The state of Illinois, its legislators and its governor, have not a clue how to solve the stupendous morass of problems they have created, inherited, exacerbated. And so, of course, legislators have turned their full, misguided attention toward the only level of government in Illinois that sort of, sometimes works: local government.
Bringing the full force of conflicted interests and a resolute desire to distract from their total ineptitude as governing bodies and leaders, forces are simultaneously at work to bankrupt local schools, parks, libraries with a hare-brained measure to freeze local property taxes … forever!
Yes, this state’s property tax system in onerous and unfair. But it happens to be the primary method of funding all the services real people in real towns actually need. You know, ambulances, schoolteachers, swing sets, sewers. You can’t permanently cap the revenue source and expect local services to function.
Now if they want to overhaul property taxes statewide by raising state income taxes and making those taxes progressive by finally taking on the primary financial responsibility to fund schools that the state constitution calls for, good.
But only then can these stick figures in Springfield pretend to be ready to muck around with a proven and imperfect funding mechanism that works in our local towns.
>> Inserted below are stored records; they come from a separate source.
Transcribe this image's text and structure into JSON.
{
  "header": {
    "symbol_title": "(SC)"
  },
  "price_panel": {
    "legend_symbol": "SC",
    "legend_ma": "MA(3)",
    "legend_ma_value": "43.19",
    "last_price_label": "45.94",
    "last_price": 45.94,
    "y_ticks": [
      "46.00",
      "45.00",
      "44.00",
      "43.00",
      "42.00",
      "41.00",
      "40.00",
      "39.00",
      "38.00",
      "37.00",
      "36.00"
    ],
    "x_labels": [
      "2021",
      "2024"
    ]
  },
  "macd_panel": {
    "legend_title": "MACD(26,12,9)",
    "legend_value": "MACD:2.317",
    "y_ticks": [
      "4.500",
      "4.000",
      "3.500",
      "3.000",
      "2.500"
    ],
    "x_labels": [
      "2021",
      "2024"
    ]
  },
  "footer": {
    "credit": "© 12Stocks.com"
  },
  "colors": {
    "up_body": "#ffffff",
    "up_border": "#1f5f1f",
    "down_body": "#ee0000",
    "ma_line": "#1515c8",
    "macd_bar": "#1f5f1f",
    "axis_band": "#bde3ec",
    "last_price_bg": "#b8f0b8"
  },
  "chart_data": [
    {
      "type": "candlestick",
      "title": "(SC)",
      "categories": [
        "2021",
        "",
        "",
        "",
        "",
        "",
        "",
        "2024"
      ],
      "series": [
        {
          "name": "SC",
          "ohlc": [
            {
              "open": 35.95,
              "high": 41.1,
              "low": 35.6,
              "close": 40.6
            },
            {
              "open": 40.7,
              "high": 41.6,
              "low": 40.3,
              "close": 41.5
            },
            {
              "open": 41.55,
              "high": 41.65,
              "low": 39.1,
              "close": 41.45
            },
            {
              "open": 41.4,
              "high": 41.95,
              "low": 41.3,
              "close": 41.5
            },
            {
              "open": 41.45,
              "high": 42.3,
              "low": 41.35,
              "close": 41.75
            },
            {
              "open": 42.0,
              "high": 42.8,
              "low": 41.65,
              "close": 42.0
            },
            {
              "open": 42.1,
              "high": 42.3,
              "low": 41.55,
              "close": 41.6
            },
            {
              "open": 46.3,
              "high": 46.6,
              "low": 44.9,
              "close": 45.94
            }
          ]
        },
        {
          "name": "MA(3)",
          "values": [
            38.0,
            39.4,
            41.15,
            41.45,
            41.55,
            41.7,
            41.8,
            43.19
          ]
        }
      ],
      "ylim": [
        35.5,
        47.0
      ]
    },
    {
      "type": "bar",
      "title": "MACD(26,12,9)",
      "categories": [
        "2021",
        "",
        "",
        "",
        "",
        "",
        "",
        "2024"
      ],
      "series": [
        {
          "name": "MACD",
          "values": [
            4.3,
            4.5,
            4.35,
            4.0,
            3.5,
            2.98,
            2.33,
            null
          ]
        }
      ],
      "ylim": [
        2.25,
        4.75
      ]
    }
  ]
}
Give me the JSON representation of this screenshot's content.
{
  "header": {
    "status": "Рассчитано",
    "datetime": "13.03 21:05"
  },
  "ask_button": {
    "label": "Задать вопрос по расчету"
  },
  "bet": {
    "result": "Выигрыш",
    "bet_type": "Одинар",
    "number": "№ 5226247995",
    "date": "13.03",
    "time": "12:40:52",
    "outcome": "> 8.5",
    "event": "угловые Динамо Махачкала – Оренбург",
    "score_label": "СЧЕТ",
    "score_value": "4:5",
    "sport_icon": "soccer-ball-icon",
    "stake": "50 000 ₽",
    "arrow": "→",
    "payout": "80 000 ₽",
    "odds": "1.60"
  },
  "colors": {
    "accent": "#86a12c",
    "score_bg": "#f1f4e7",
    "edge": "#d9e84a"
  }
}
Meanwhile, there is another low-grade fever sweeping the state capital that would greatly expand “home rule” authority in any Illinois community that sports a stoplight and a Casey’s General Store (any town bigger than 5,000 souls). Local governments love home rule as it gives them greater authority to make key decisions. It also allows local governments bigger than 25,000 people, or that have directly OK’d it by referendum to increase revenues in any number of ways.
Around here, two towns, River Forest and Forest Park, have put home rule on the ballot in recent decades and it went down harder than Trump will in this fall’s general election.
At this paper, we are believers in local government and so we have typically been full-throated in support of home rule. But voters, even on the level where they go to church and the gym with their electeds, are adamant in rejecting that expansion of local taxing authority. Only Springfield would take this moment of near-unanimous loss of faith in state government to put this measure forward.
Of course, the statewide home rule expansion has little chance of going anywhere. Although a municipal lobbying group is pushing for it, the legislation, which calls for putting the question to voters statewide, is stalled in the House.
And anyway it’d take three-fifths of legislators to get the question on the ballot and then three-fifths of voters to approve it. Not exactly what we’d call terrific odds.
We get it. You’re powerless to actually pass a state budget and now you’re bored. But don’t take it out on the rest of us trying to just live quietly and survive Springfield’s implosion.